AIM OF THE TASK
Every record below should be repeated word for word, with the pictures left out.
-- -- --
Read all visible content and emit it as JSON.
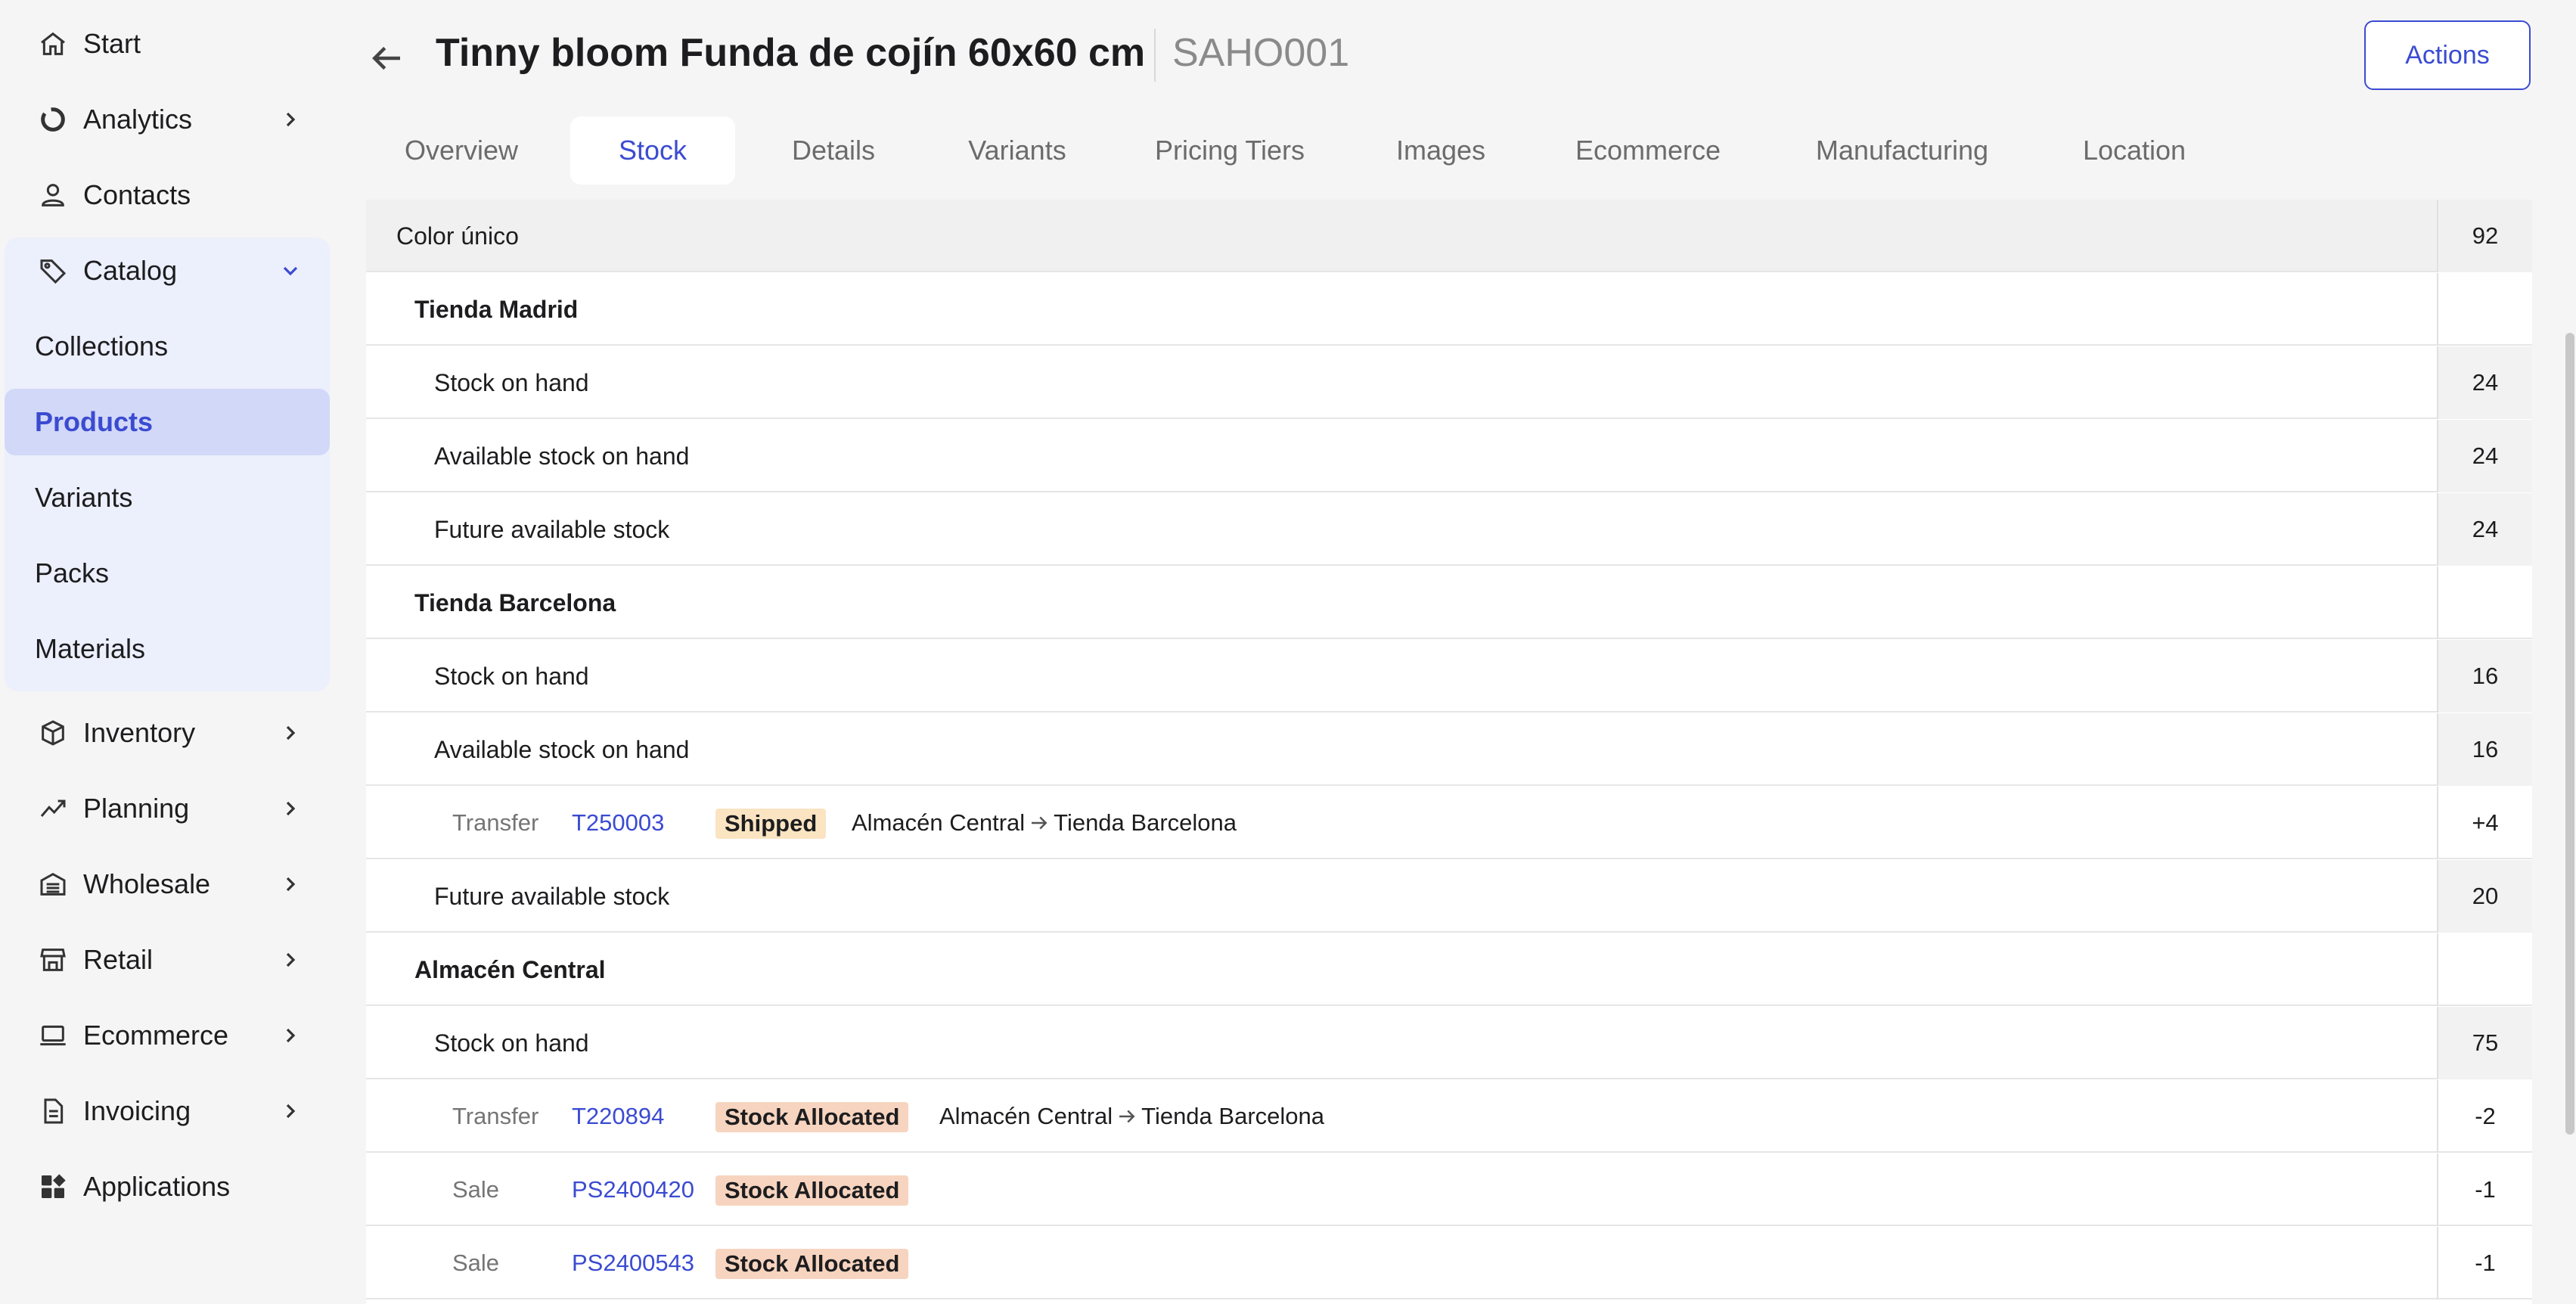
{
  "sidebar": {
    "start": "Start",
    "analytics": "Analytics",
    "contacts": "Contacts",
    "catalog": "Catalog",
    "catalog_items": [
      "Collections",
      "Products",
      "Variants",
      "Packs",
      "Materials"
    ],
    "inventory": "Inventory",
    "planning": "Planning",
    "wholesale": "Wholesale",
    "retail": "Retail",
    "ecommerce": "Ecommerce",
    "invoicing": "Invoicing",
    "applications": "Applications",
    "active_item": "Products"
  },
  "header": {
    "title": "Tinny bloom Funda de cojín 60x60 cm",
    "sku": "SAHO001",
    "actions_label": "Actions"
  },
  "tabs": [
    "Overview",
    "Stock",
    "Details",
    "Variants",
    "Pricing Tiers",
    "Images",
    "Ecommerce",
    "Manufacturing",
    "Location"
  ],
  "active_tab": "Stock",
  "stock": {
    "variant": {
      "name": "Color único",
      "total": "92"
    },
    "madrid": {
      "name": "Tienda Madrid",
      "on_hand_label": "Stock on hand",
      "on_hand": "24",
      "available_label": "Available stock on hand",
      "available": "24",
      "future_label": "Future available stock",
      "future": "24"
    },
    "barcelona": {
      "name": "Tienda Barcelona",
      "on_hand_label": "Stock on hand",
      "on_hand": "16",
      "available_label": "Available stock on hand",
      "available": "16",
      "movements": [
        {
          "type": "Transfer",
          "ref": "T250003",
          "status": "Shipped",
          "from": "Almacén Central",
          "to": "Tienda Barcelona",
          "qty": "+4"
        }
      ],
      "future_label": "Future available stock",
      "future": "20"
    },
    "central": {
      "name": "Almacén Central",
      "on_hand_label": "Stock on hand",
      "on_hand": "75",
      "movements": [
        {
          "type": "Transfer",
          "ref": "T220894",
          "status": "Stock Allocated",
          "from": "Almacén Central",
          "to": "Tienda Barcelona",
          "qty": "-2"
        },
        {
          "type": "Sale",
          "ref": "PS2400420",
          "status": "Stock Allocated",
          "qty": "-1"
        },
        {
          "type": "Sale",
          "ref": "PS2400543",
          "status": "Stock Allocated",
          "qty": "-1"
        }
      ]
    }
  }
}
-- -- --
SOLUTION FOR THIS EXERCISE
Read all visible content and emit it as JSON.
{
  "sidebar": {
    "start": "Start",
    "analytics": "Analytics",
    "contacts": "Contacts",
    "catalog": "Catalog",
    "catalog_items": [
      "Collections",
      "Products",
      "Variants",
      "Packs",
      "Materials"
    ],
    "inventory": "Inventory",
    "planning": "Planning",
    "wholesale": "Wholesale",
    "retail": "Retail",
    "ecommerce": "Ecommerce",
    "invoicing": "Invoicing",
    "applications": "Applications",
    "active_item": "Products"
  },
  "header": {
    "title": "Tinny bloom Funda de cojín 60x60 cm",
    "sku": "SAHO001",
    "actions_label": "Actions"
  },
  "tabs": [
    "Overview",
    "Stock",
    "Details",
    "Variants",
    "Pricing Tiers",
    "Images",
    "Ecommerce",
    "Manufacturing",
    "Location"
  ],
  "active_tab": "Stock",
  "stock": {
    "variant": {
      "name": "Color único",
      "total": "92"
    },
    "madrid": {
      "name": "Tienda Madrid",
      "on_hand_label": "Stock on hand",
      "on_hand": "24",
      "available_label": "Available stock on hand",
      "available": "24",
      "future_label": "Future available stock",
      "future": "24"
    },
    "barcelona": {
      "name": "Tienda Barcelona",
      "on_hand_label": "Stock on hand",
      "on_hand": "16",
      "available_label": "Available stock on hand",
      "available": "16",
      "movements": [
        {
          "type": "Transfer",
          "ref": "T250003",
          "status": "Shipped",
          "from": "Almacén Central",
          "to": "Tienda Barcelona",
          "qty": "+4"
        }
      ],
      "future_label": "Future available stock",
      "future": "20"
    },
    "central": {
      "name": "Almacén Central",
      "on_hand_label": "Stock on hand",
      "on_hand": "75",
      "movements": [
        {
          "type": "Transfer",
          "ref": "T220894",
          "status": "Stock Allocated",
          "from": "Almacén Central",
          "to": "Tienda Barcelona",
          "qty": "-2"
        },
        {
          "type": "Sale",
          "ref": "PS2400420",
          "status": "Stock Allocated",
          "qty": "-1"
        },
        {
          "type": "Sale",
          "ref": "PS2400543",
          "status": "Stock Allocated",
          "qty": "-1"
        }
      ]
    }
  }
}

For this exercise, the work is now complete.